:: Exercise ::
Copy out each line of the data below in which "instances" appears.

(Items listed in a dataset)

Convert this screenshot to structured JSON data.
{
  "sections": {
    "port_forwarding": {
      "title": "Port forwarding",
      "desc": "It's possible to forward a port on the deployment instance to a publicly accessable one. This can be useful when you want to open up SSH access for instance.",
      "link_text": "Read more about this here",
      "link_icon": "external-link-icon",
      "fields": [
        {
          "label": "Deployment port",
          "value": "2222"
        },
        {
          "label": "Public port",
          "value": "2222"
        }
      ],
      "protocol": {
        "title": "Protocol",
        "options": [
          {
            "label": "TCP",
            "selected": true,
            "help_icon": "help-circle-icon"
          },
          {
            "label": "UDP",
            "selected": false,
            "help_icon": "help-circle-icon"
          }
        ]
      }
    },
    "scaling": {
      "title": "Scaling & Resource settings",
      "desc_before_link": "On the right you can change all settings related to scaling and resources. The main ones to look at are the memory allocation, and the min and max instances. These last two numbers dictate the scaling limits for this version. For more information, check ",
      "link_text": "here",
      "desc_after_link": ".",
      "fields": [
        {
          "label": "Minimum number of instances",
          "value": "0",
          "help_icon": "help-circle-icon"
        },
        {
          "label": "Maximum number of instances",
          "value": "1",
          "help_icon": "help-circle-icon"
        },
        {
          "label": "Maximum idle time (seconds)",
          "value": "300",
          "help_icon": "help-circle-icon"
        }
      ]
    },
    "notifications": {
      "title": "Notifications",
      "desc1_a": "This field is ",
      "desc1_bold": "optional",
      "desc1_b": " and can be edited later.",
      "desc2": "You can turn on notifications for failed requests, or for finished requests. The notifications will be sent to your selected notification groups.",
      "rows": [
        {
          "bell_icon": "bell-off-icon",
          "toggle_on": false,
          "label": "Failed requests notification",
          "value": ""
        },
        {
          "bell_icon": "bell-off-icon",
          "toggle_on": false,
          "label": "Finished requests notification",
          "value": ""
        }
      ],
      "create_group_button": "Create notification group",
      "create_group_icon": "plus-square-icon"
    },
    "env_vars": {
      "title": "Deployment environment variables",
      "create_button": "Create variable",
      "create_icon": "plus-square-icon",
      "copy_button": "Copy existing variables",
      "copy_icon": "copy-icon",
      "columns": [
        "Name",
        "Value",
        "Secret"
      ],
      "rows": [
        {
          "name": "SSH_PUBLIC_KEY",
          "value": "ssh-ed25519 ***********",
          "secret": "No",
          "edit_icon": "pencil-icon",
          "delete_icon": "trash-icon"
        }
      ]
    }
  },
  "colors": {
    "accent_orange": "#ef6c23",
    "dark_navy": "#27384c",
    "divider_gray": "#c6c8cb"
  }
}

:: Solution for this exercise ::
      "desc_before_link": "On the right you can change all settings related to scaling and resources. The main ones to look at are the memory allocation, and the min and max instances. These last two numbers dictate the scaling limits for this version. For more information, check ",
          "label": "Minimum number of instances",
          "label": "Maximum number of instances",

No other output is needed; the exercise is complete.